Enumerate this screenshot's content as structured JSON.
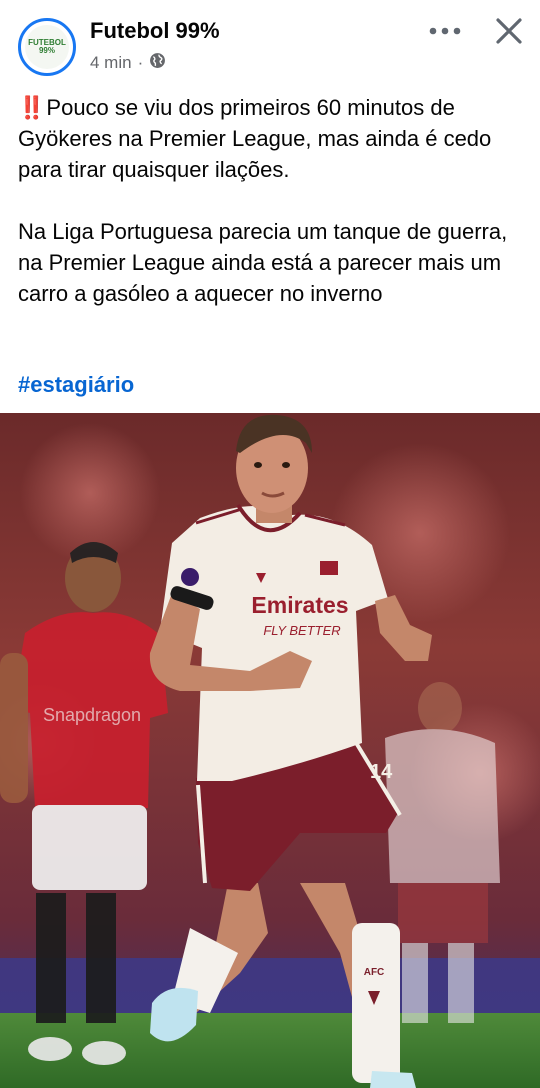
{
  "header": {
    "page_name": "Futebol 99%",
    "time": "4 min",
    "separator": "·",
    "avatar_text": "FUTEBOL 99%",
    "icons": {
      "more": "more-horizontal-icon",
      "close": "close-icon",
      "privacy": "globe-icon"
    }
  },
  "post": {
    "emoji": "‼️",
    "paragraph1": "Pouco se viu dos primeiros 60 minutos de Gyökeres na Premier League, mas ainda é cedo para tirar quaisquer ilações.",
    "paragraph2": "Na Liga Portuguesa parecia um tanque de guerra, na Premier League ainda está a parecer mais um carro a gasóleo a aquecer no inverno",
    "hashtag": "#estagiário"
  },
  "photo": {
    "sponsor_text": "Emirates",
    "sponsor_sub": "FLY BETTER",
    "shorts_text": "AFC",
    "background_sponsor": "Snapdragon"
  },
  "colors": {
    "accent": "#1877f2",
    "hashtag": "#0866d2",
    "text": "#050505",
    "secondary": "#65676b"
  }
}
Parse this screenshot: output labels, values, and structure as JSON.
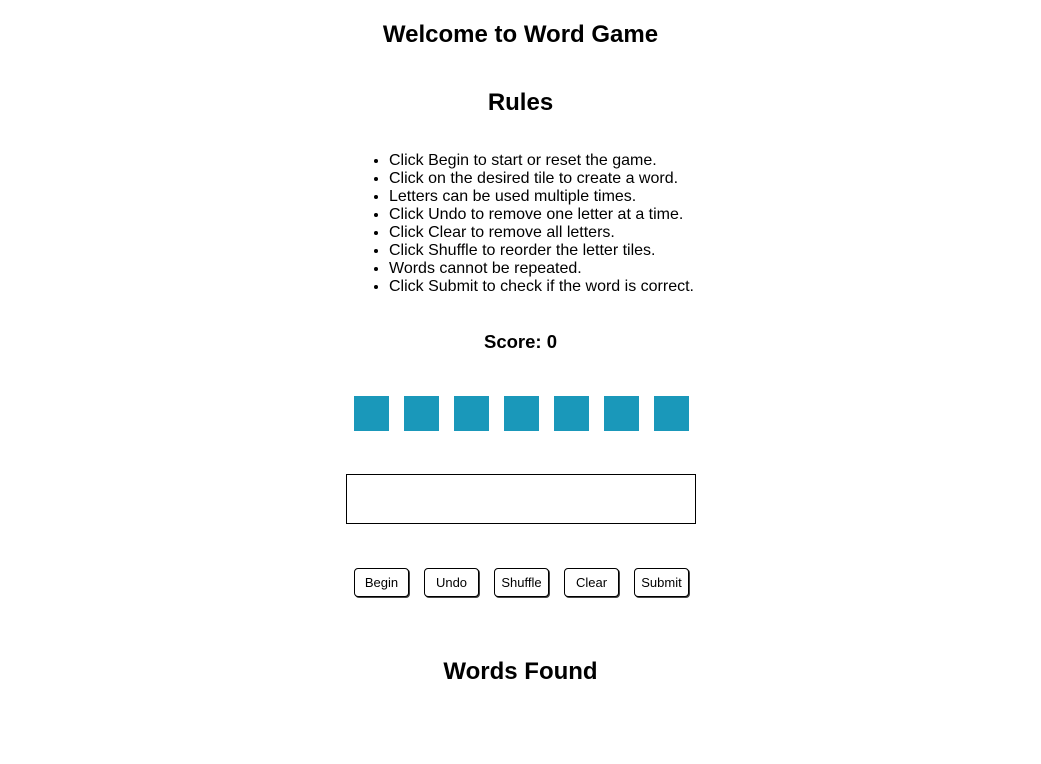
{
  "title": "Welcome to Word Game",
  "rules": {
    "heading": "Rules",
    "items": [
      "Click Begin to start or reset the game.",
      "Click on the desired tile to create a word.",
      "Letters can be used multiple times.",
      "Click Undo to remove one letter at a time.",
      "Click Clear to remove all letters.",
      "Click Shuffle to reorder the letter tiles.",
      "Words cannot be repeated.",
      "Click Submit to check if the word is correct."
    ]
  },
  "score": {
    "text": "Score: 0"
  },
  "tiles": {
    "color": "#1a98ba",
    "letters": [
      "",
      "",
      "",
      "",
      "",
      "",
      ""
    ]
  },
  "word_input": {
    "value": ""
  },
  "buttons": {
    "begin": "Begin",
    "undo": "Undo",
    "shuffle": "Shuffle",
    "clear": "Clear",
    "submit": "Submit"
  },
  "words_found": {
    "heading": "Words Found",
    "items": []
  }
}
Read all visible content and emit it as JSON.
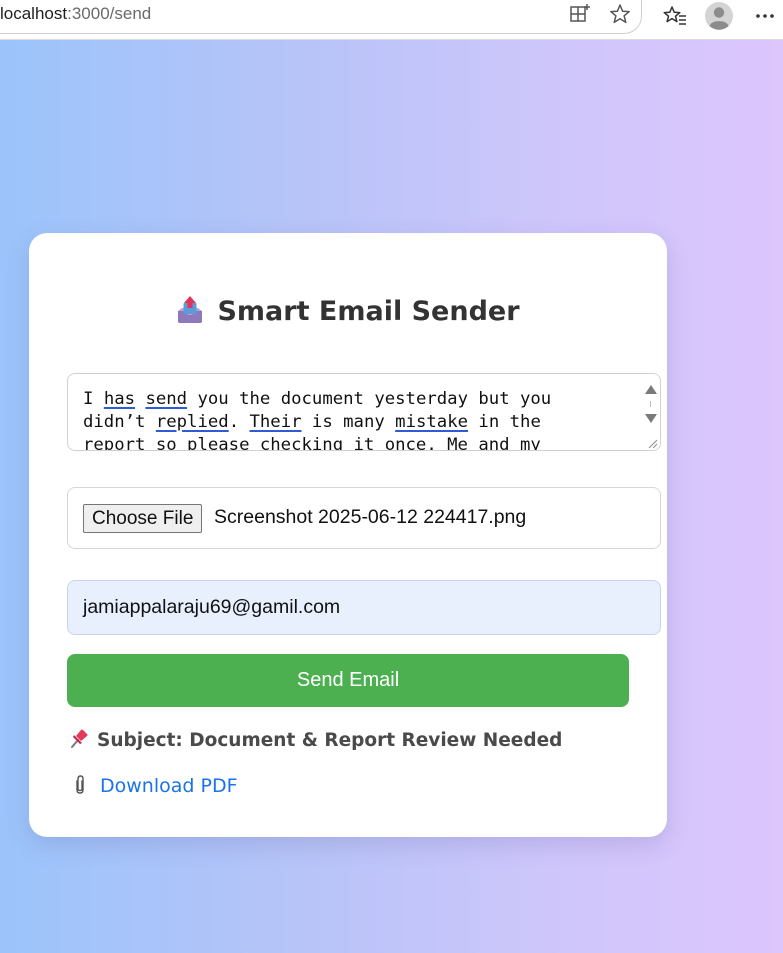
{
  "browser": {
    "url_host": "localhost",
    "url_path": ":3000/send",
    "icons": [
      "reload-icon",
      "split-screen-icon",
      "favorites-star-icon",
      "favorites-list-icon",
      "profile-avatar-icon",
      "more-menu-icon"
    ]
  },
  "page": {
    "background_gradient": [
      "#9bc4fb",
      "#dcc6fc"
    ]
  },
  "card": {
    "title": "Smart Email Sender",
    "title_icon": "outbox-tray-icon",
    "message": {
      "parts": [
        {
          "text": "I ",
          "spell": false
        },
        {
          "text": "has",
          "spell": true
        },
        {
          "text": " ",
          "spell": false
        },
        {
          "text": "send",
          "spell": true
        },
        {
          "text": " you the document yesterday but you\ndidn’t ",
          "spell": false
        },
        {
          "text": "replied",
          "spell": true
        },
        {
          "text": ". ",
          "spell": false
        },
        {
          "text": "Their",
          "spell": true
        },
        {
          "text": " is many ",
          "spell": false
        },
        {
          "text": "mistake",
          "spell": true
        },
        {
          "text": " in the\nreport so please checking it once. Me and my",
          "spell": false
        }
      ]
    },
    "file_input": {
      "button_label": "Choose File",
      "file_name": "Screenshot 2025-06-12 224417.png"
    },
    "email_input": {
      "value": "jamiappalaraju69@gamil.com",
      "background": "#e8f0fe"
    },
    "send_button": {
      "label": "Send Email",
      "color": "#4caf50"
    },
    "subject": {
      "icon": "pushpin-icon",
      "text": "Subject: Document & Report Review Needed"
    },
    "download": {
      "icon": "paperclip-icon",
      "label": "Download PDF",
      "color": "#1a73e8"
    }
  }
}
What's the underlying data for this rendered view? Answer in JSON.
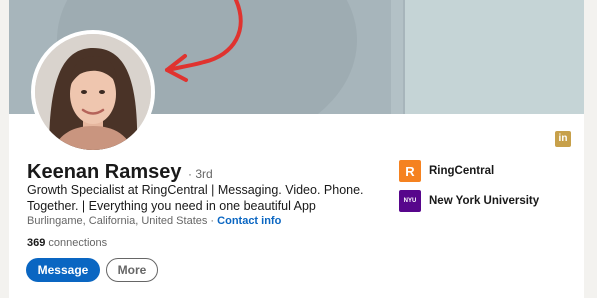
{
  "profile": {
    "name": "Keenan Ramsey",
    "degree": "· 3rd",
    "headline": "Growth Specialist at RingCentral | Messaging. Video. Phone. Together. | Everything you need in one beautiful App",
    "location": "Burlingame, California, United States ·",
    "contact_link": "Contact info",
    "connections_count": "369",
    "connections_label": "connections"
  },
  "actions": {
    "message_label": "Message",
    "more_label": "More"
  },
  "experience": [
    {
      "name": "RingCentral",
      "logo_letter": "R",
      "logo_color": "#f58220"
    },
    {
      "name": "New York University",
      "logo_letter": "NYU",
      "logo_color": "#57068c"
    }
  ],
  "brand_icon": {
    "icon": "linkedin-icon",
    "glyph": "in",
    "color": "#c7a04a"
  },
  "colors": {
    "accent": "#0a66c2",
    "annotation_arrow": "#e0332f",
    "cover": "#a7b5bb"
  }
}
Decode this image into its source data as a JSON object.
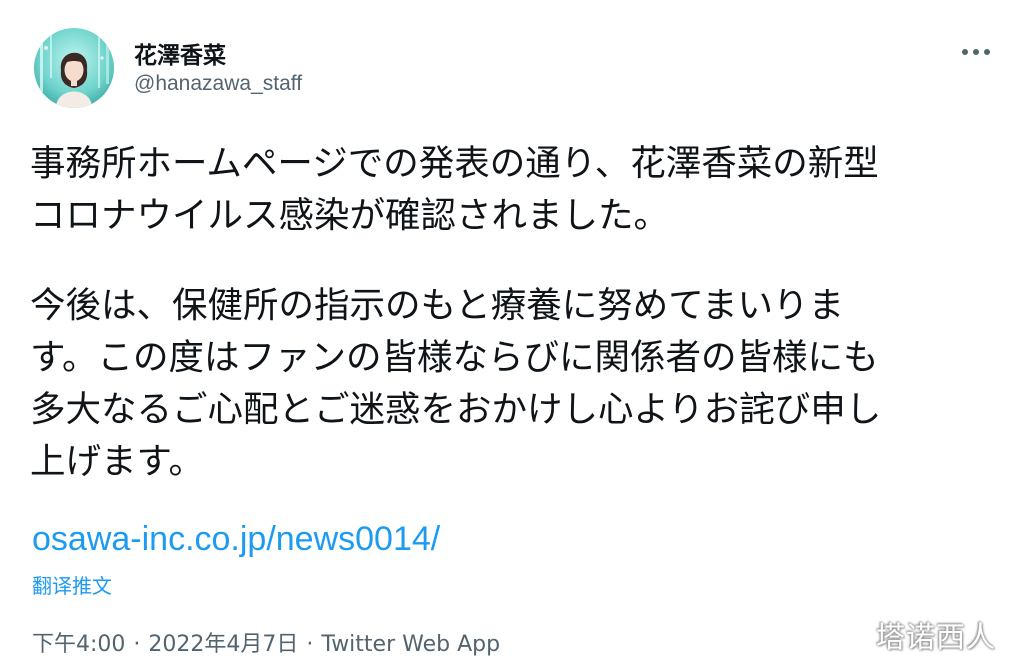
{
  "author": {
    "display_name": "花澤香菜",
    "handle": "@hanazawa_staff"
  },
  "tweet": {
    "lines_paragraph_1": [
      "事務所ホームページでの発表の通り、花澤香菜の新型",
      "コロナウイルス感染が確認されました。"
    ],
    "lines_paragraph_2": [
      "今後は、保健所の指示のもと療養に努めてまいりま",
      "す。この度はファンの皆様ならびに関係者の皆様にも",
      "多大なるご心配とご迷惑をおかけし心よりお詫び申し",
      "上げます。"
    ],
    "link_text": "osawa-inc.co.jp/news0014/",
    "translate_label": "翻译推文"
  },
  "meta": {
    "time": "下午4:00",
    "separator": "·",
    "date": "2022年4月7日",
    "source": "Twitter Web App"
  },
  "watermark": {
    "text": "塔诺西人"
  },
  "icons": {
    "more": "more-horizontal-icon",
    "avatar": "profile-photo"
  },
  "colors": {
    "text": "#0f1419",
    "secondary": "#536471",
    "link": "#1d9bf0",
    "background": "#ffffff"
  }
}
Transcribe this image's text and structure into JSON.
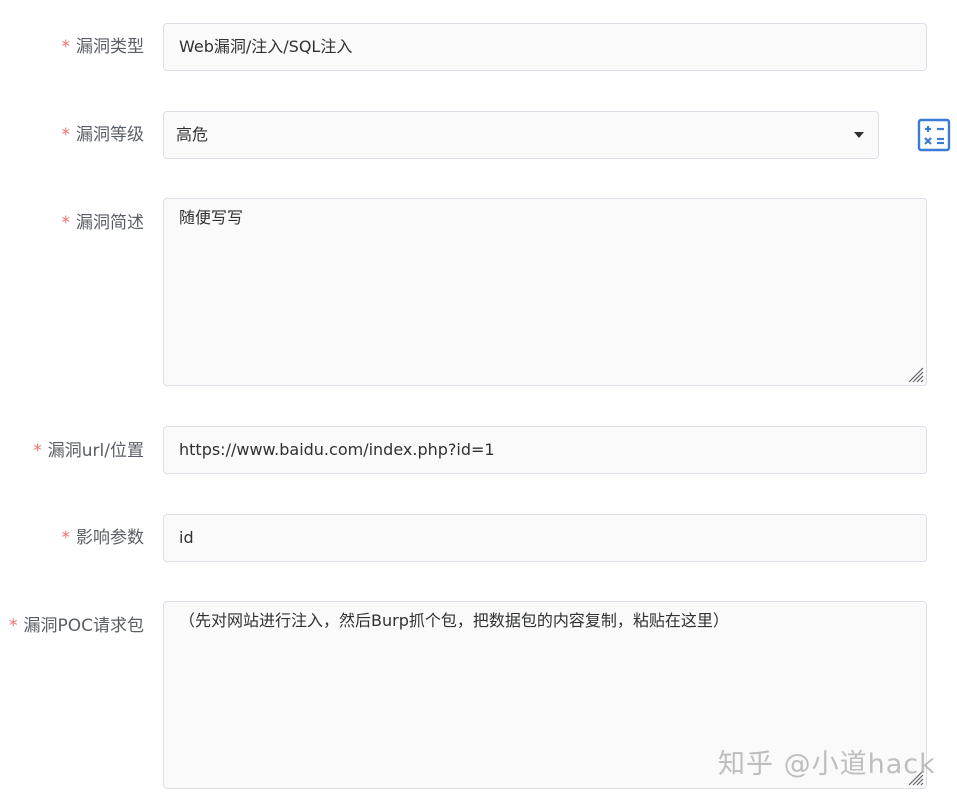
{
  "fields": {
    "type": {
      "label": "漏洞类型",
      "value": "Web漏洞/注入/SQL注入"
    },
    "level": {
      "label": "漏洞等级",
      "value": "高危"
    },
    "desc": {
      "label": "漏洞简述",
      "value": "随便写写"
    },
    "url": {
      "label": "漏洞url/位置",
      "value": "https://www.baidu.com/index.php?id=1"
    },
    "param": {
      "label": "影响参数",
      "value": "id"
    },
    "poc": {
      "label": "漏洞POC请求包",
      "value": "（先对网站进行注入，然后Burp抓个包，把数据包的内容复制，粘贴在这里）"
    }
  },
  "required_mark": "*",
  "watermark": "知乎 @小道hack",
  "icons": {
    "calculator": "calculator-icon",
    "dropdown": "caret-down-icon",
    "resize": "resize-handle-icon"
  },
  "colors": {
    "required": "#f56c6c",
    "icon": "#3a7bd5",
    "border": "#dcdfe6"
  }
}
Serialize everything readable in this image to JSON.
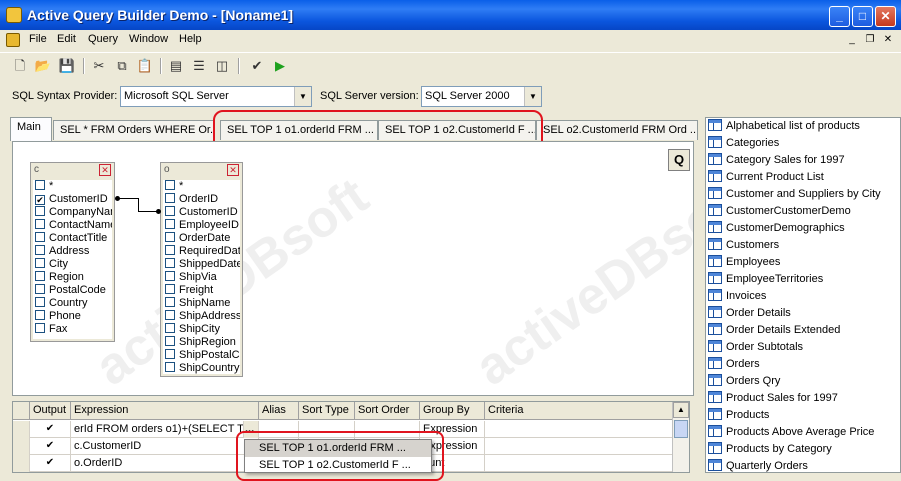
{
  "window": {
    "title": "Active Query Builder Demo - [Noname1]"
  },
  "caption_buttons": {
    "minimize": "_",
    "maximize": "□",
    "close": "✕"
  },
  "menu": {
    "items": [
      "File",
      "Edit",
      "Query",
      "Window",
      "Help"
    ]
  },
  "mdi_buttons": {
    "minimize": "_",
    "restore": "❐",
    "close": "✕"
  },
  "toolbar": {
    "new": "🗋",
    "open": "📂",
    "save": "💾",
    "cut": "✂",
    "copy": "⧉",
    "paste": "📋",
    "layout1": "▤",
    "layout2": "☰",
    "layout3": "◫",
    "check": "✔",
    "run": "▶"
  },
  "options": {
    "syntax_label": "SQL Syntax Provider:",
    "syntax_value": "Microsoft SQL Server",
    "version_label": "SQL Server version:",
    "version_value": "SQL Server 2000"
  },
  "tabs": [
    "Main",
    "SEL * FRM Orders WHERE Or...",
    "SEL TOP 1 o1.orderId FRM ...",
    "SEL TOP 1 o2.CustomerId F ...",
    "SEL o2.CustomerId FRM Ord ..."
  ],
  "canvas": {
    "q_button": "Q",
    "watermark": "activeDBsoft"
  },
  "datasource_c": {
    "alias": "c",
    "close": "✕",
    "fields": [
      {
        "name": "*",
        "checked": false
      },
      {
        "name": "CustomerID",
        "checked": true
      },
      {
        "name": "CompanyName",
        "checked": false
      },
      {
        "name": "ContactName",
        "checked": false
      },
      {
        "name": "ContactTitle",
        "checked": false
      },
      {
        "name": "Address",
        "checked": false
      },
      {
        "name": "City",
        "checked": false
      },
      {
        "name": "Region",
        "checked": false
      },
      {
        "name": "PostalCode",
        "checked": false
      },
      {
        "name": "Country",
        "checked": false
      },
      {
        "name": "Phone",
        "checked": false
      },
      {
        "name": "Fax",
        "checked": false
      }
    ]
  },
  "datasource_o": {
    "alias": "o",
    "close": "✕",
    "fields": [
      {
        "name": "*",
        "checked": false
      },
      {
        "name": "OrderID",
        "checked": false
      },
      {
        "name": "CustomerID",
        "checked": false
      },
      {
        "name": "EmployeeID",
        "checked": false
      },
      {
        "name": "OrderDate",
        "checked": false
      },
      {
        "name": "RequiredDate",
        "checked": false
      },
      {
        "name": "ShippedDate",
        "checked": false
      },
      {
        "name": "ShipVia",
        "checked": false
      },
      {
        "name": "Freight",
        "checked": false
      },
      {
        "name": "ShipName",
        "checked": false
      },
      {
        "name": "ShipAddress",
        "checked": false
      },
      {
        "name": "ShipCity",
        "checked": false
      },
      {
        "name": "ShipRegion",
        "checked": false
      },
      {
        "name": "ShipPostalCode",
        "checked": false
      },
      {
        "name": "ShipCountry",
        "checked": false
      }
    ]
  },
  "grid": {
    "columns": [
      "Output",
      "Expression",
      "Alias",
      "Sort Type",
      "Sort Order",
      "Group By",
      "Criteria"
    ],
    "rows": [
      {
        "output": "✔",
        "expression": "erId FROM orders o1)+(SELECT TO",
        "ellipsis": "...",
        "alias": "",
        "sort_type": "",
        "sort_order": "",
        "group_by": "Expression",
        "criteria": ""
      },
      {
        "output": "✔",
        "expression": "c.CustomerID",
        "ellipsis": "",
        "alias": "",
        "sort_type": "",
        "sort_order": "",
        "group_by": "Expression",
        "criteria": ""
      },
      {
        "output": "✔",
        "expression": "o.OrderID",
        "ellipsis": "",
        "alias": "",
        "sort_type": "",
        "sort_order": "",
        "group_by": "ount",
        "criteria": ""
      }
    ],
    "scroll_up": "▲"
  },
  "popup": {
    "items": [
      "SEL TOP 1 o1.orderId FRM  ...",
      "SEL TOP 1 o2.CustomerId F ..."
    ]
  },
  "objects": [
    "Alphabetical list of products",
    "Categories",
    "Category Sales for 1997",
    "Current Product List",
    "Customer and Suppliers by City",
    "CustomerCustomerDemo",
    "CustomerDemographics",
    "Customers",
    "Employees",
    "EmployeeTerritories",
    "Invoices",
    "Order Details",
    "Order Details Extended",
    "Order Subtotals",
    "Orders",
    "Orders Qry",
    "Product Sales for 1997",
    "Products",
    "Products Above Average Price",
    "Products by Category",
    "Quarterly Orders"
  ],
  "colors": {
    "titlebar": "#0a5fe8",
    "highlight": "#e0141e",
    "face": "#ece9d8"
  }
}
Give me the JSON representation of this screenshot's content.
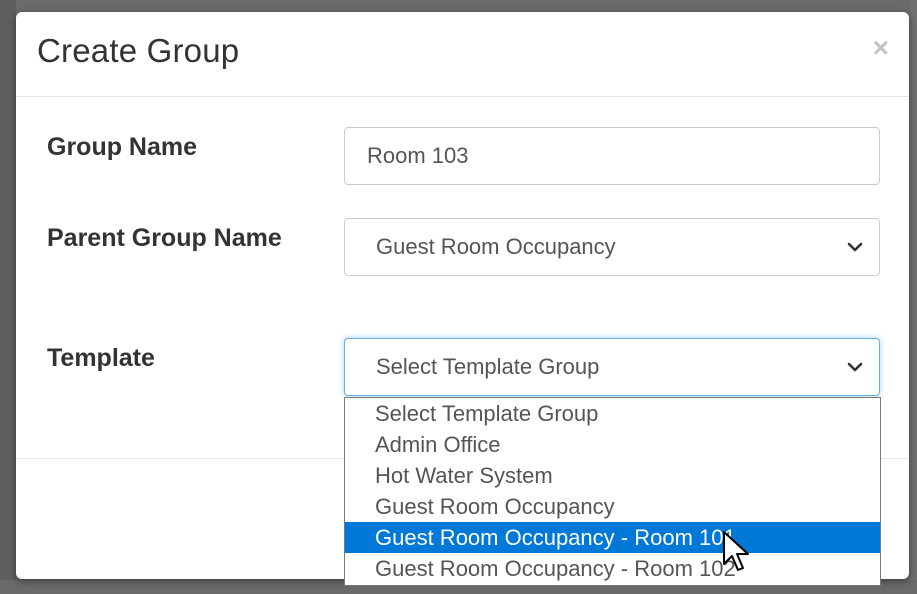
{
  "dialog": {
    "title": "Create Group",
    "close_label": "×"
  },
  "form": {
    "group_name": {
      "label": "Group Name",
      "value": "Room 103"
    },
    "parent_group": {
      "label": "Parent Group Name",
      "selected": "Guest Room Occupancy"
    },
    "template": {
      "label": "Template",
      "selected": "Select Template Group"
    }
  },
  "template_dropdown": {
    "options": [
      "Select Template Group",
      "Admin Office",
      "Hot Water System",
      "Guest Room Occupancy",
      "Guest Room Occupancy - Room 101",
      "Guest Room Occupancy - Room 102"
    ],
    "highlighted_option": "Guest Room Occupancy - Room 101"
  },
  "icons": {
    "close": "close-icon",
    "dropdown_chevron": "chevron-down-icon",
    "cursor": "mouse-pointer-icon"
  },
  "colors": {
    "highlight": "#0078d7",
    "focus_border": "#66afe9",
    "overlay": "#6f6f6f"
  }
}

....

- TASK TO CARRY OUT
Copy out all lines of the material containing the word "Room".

- COMPLETED EXERCISE
      "value": "Room 103"
      "selected": "Guest Room Occupancy"
      "Guest Room Occupancy",
      "Guest Room Occupancy - Room 101",
      "Guest Room Occupancy - Room 102"
    "highlighted_option": "Guest Room Occupancy - Room 101"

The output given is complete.